**TASK DIRECTIONS:** Return all lines in the data where the string "into" can be found.
━━ DATA LISTING
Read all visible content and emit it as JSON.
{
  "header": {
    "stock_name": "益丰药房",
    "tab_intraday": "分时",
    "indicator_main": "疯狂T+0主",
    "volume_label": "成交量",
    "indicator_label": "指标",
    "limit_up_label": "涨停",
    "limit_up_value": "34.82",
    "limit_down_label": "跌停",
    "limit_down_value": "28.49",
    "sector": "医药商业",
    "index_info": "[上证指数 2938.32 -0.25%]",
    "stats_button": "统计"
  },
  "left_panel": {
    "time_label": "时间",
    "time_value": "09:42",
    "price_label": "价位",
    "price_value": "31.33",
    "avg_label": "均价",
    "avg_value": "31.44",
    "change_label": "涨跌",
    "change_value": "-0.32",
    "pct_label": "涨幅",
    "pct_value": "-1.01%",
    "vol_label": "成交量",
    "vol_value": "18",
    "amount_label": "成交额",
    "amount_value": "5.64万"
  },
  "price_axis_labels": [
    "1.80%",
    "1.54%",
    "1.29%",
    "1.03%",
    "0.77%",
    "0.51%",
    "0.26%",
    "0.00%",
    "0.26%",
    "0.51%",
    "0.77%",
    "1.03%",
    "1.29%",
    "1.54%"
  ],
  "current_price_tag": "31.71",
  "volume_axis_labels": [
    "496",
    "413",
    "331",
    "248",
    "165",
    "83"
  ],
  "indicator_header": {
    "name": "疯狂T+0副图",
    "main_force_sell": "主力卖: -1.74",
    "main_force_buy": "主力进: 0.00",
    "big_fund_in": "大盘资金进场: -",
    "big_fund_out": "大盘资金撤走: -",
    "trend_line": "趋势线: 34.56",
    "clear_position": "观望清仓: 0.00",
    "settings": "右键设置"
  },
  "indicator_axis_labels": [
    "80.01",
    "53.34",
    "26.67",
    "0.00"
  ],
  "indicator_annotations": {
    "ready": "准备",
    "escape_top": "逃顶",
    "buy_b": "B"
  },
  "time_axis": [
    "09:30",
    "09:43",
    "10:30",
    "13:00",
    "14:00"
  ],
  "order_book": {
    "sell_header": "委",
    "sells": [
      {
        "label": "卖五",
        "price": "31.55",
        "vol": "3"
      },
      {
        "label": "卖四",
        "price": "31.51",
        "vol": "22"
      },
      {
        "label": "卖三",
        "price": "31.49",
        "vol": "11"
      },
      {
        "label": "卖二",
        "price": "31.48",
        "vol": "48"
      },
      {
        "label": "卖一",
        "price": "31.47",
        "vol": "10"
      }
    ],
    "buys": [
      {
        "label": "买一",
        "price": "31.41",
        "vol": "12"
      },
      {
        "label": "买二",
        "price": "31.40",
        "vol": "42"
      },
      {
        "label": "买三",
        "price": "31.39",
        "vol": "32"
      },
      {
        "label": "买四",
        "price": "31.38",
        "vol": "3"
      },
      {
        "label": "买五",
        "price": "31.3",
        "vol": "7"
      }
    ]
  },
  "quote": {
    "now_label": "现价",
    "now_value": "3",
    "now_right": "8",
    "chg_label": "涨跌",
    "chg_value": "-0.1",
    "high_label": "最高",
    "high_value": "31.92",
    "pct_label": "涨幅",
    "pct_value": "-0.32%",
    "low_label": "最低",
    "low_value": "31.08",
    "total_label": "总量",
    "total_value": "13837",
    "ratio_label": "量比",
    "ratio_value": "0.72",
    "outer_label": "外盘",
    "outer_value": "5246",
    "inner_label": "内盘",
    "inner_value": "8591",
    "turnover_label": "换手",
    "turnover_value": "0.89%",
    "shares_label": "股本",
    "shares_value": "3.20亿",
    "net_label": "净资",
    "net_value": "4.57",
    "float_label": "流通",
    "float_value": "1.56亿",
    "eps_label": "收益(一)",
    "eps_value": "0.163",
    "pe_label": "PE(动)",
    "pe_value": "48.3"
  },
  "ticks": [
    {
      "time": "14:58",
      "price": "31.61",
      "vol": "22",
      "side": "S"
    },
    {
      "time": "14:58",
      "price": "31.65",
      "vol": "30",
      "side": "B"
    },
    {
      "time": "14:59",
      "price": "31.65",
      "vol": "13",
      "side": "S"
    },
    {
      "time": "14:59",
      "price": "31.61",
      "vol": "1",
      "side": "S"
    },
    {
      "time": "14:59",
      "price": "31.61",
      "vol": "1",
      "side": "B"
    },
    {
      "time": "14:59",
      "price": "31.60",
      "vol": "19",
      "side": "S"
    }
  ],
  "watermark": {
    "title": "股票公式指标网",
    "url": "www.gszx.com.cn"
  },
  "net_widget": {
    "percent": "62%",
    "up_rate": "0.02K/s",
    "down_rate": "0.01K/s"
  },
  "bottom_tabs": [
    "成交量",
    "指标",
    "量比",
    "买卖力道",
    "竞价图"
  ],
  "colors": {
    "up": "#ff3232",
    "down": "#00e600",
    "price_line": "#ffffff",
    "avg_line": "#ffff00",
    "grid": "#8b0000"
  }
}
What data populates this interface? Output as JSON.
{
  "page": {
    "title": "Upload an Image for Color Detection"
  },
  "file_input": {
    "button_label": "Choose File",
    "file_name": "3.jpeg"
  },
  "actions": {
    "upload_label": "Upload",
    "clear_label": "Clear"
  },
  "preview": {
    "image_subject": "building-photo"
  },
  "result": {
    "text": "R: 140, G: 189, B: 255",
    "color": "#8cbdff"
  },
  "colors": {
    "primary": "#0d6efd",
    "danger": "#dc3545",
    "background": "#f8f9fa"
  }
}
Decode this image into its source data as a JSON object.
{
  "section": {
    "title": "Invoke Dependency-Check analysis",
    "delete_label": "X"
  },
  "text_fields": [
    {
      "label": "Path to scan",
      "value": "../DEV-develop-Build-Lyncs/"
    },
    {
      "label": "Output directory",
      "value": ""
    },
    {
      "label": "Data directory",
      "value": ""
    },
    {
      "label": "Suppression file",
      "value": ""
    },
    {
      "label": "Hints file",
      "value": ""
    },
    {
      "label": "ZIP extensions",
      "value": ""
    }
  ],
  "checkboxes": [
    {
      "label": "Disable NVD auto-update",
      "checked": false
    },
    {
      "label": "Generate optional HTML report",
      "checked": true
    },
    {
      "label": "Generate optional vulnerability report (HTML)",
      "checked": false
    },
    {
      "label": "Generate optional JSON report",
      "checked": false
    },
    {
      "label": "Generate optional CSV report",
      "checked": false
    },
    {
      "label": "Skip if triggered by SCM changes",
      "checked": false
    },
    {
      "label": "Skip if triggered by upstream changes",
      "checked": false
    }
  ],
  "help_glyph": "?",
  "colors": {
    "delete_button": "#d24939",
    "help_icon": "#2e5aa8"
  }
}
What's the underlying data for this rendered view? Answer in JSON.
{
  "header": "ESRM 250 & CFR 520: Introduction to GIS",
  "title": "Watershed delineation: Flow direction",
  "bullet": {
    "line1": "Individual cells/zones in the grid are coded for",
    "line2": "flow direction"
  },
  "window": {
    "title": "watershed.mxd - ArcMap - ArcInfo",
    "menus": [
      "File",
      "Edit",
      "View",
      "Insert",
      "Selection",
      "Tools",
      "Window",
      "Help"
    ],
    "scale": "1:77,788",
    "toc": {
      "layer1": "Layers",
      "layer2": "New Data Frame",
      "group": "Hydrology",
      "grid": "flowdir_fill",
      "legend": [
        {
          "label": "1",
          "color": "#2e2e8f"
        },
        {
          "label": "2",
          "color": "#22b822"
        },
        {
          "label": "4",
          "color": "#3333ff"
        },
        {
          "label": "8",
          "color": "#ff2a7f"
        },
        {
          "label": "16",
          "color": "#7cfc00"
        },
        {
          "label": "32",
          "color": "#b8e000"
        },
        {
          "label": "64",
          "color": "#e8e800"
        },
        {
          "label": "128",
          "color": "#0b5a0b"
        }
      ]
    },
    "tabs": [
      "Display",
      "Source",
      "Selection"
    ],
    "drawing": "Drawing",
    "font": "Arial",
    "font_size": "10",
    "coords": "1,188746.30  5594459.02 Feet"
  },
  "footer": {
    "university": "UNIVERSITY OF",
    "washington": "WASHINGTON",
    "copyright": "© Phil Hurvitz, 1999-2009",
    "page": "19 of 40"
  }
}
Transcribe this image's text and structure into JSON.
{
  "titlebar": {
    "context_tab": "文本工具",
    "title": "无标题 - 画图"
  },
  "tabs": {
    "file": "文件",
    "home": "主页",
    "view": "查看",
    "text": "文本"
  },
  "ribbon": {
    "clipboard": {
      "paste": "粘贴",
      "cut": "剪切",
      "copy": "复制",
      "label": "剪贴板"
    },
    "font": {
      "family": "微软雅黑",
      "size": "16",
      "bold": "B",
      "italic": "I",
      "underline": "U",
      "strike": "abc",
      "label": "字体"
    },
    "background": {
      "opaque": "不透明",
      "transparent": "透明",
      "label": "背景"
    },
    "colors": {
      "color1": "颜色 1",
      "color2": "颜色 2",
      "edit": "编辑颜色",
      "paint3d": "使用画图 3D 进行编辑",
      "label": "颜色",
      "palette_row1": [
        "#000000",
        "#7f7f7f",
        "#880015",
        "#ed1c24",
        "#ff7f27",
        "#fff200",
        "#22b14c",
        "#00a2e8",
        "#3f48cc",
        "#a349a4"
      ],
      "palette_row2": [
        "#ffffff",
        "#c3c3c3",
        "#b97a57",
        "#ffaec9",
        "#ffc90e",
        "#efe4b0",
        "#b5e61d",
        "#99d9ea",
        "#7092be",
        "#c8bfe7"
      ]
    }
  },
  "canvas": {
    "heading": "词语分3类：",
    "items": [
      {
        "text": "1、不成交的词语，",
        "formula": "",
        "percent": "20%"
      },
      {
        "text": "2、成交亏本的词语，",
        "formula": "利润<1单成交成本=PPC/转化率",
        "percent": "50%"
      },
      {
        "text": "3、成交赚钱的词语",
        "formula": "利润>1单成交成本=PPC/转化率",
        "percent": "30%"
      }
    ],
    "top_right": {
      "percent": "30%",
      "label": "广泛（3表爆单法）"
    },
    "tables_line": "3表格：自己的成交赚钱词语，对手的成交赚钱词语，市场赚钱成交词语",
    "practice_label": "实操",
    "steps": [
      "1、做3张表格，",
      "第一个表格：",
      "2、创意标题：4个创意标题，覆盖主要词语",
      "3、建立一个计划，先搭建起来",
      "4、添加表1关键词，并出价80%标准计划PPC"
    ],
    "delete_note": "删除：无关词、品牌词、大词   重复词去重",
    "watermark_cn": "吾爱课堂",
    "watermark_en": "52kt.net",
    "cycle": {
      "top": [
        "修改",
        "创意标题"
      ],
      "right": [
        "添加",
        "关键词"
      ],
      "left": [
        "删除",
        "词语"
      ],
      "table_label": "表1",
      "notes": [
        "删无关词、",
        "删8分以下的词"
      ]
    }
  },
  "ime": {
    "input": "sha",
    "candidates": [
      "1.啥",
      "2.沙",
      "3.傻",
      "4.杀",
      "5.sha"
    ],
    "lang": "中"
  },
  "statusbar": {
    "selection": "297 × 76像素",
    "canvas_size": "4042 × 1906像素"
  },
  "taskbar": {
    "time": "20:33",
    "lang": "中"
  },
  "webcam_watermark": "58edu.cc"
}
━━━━
**OUTPUT FOR THIS TASK:**
Decode this image into its source data as a JSON object.
Transcribe this image's text and structure into JSON.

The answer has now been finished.